The need in Ethiopia is great but the vision and perseverance of Yohannes Gebregeorgis is greater, which helps explain why a new library worthy of any developed country opened August 20 in Mekele, the first of its kind in this small and grindingly poor city. The Segenat Children and Youth Library in the region of Tigray is located in a sturdy, free-standing building donated by the municipal authorities. It's fully loaded with some 10,000 books and a computer room with 10 workstations; two e-book readers and 8,000 more books are on the way. A companion donkey-mobile regularly transports some 2,000 additional books to more distant parts of Tigray, powered by two beasts of burden named Sege and Nat.

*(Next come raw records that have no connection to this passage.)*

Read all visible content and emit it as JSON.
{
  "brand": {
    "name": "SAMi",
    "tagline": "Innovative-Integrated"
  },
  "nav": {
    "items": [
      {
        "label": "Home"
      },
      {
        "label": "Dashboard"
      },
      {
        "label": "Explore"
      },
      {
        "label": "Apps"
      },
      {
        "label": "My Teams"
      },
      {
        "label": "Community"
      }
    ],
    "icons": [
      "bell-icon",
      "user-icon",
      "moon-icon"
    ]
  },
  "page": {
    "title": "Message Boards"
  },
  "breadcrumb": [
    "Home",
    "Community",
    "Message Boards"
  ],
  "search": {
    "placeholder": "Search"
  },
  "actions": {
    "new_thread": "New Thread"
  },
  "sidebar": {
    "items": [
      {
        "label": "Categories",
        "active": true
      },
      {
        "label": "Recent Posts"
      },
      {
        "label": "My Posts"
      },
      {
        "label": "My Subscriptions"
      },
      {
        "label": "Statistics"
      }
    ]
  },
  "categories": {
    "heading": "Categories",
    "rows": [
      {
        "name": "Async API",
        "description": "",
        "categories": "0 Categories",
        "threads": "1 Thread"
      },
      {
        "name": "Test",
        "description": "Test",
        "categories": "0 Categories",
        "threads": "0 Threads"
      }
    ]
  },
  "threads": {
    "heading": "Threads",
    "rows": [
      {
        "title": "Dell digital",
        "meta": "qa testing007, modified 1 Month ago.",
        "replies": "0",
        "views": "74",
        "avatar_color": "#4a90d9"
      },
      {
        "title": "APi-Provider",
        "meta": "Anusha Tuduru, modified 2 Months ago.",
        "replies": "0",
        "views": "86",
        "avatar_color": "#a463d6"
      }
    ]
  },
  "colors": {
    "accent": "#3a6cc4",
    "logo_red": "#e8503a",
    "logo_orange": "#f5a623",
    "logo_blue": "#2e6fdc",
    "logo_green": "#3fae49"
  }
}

Part of what makes the establishment of this modern library astonishing is the difficulty Gebregeorgis overcame to make it a reality. To stock and staff the library for the first year, he raised some $45,000 under the aegis of Ethiopia Reads, an organization he founded in 1998 that has established more than three dozen libraries in schools all over the country. The Mekele library is the most ambitious project yet, but Gebregeorgis noted that red tape in a country like Ethiopia—where the average annual income has the purchasing power of about $700 U.S.—makes seemingly easy tasks difficult, even when you have buy-in from public officials. To prove his point, the library had no electricity on opening day: Mekele suffers from frequent power outages.
Among the dignitaries who attended the opening was Joseph Nsengimana, ambassador to Ethiopia from Rwanda. “Your presence with us is a testament to the friendship of the peoples of Rwanda and Ethiopia,” Gebregeorgis said at the opening ceremony. Rwanda and Ethiopia have a long-lasting sisterly relationship, he said, adding that “we hope to establish a cultural exchange program that involves Rwandese and Ethiopian children from Tigray,” a relationship that Gebregeorgis has been cultivating for some time.
“When children read at an early age, their world view drastically changes and their educational experience is highly enhanced,” Gebregeorgis told the 400+ guests who attended the ribbon-cutting. “Children who read are capable of becoming leaders in any endeavor they choose.” The library stocks books suitable for ages 0 to 18.
Part of the struggle in establishing libraries in Ethiopia is, as Gebregeorgis puts it, “the need to develop a culture of reading,” particularly in Tigray, an area with its own unique culture and language but no tradition of books and libraries. To that end, he invited local teachers and writers to a panel discussion the day before the opening; the discussion ended on a note of cooperation and support, with many in the audience emphatic about the need to preserve and write in Tigrinya.
Janet Lee, on sabbatical from Regis University Library in Denver, spent two months in Mekele readying the Segenat Library to open, and plans to spend another three continuing to train staff to take over the operation. Her fundraising efforts and contributions include the 8,000 books soon to be added to the collection and the recruitment of other volunteers from the U.S. who trained the local staff prior to the opening.
“She personally has donated her own money,” Gebregeorgis said, adding that the indefatigable librarian is responsible for several computers, the e-book readers, and assorted software. Attending the opening were volunteer trainers Maria Briones of the Sharjah Higher College of Technology in Dubai, Erin Meyer of the University of Denver, and Athena Michael, former children’s librarian now with Wiley Publishing. Several Peace Corps workers serving in Mekele also volunteered to help with everything from housekeeping to fundraising.
“We need your continued support in making this a sustainable project,” Gebregeorgis told the assembly. “Please send your children here. Tell friends and family about the wonders of this library. Become worthy ambassadors for the Segenat Children and Youth Library. The future of our children is at stake. As our children succeed, so succeeds Tigray and all of Ethiopia.”
A returned Peace Corps volunteer who was assigned to Ethiopia 35 years ago during the time of Emperor Haile Selassie, Lee explained, “It was an experience that I will never forget and one that I have thought about each and every day of my life since I left Ethiopia.” She has worked with Gebregeorgis for two and a half years after discovering they had “much in common: a love for Ethiopia, a love for children, and a belief that reading and literacy are the keys to development, good health, and lifelong learning.”
Lee said Gebregeorgis, who was named a CNN Hero in 2008, is “a brilliant man and a visionary. I believe in him and in this vision and I promised him that I would do whatever I could to help him realize his dreams.” A native of Ethiopia, he received his library science degree in the U.S. and spent several years working at the San Francisco Public Library before returning to his homeland in 2002 to build libraries.
Gebregeorgis is also the author of the trilingual (Tigrinya, English, and Amharic, the common language of Ethiopia) children’s book Tirhas Celebrates Ashenda, thousands of copies of which are being distributed free to the children of Tigray. The book celebrates the local culture and the girls festival of Ashenda, which began the day of the library opening. Two new young library lovers read the book aloud to close the opening ceremonies. For many of the children who visit the library, it will be the first book they have ever owned.